(ABOUT THIS TASK): Write out all records as given; omit images.
──────── DATA LISTING
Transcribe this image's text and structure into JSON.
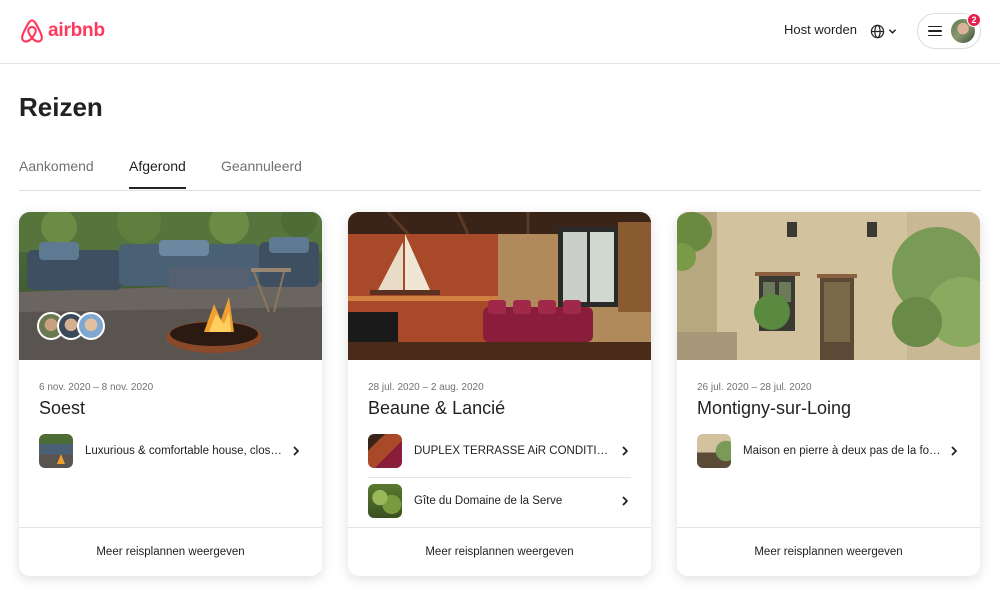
{
  "header": {
    "logo_text": "airbnb",
    "host_link": "Host worden",
    "notification_count": "2",
    "icons": [
      "airbnb-logo-icon",
      "globe-icon",
      "chevron-down-icon",
      "hamburger-icon",
      "avatar"
    ]
  },
  "page_title": "Reizen",
  "tabs": [
    {
      "label": "Aankomend",
      "active": false
    },
    {
      "label": "Afgerond",
      "active": true
    },
    {
      "label": "Geannuleerd",
      "active": false
    }
  ],
  "trips": [
    {
      "dates": "6 nov. 2020 – 8 nov. 2020",
      "city": "Soest",
      "listings": [
        {
          "title": "Luxurious & comfortable house, close to Amsterdam"
        }
      ],
      "footer": "Meer reisplannen weergeven"
    },
    {
      "dates": "28 jul. 2020 – 2 aug. 2020",
      "city": "Beaune & Lancié",
      "listings": [
        {
          "title": "DUPLEX TERRASSE AiR CONDITIONE climatisé"
        },
        {
          "title": "Gîte du Domaine de la Serve"
        }
      ],
      "footer": "Meer reisplannen weergeven"
    },
    {
      "dates": "26 jul. 2020 – 28 jul. 2020",
      "city": "Montigny-sur-Loing",
      "listings": [
        {
          "title": "Maison en pierre à deux pas de la forêt"
        }
      ],
      "footer": "Meer reisplannen weergeven"
    }
  ],
  "colors": {
    "brand": "#ff385c",
    "text": "#222222",
    "muted": "#717171",
    "border": "#dddddd",
    "badge": "#e61e4d"
  }
}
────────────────
(COMPLETED EXERCISE):
Transcribe this image's text and structure into JSON.
{
  "header": {
    "logo_text": "airbnb",
    "host_link": "Host worden",
    "notification_count": "2",
    "icons": [
      "airbnb-logo-icon",
      "globe-icon",
      "chevron-down-icon",
      "hamburger-icon",
      "avatar"
    ]
  },
  "page_title": "Reizen",
  "tabs": [
    {
      "label": "Aankomend",
      "active": false
    },
    {
      "label": "Afgerond",
      "active": true
    },
    {
      "label": "Geannuleerd",
      "active": false
    }
  ],
  "trips": [
    {
      "dates": "6 nov. 2020 – 8 nov. 2020",
      "city": "Soest",
      "listings": [
        {
          "title": "Luxurious & comfortable house, close to Amsterdam"
        }
      ],
      "footer": "Meer reisplannen weergeven"
    },
    {
      "dates": "28 jul. 2020 – 2 aug. 2020",
      "city": "Beaune & Lancié",
      "listings": [
        {
          "title": "DUPLEX TERRASSE AiR CONDITIONE climatisé"
        },
        {
          "title": "Gîte du Domaine de la Serve"
        }
      ],
      "footer": "Meer reisplannen weergeven"
    },
    {
      "dates": "26 jul. 2020 – 28 jul. 2020",
      "city": "Montigny-sur-Loing",
      "listings": [
        {
          "title": "Maison en pierre à deux pas de la forêt"
        }
      ],
      "footer": "Meer reisplannen weergeven"
    }
  ],
  "colors": {
    "brand": "#ff385c",
    "text": "#222222",
    "muted": "#717171",
    "border": "#dddddd",
    "badge": "#e61e4d"
  }
}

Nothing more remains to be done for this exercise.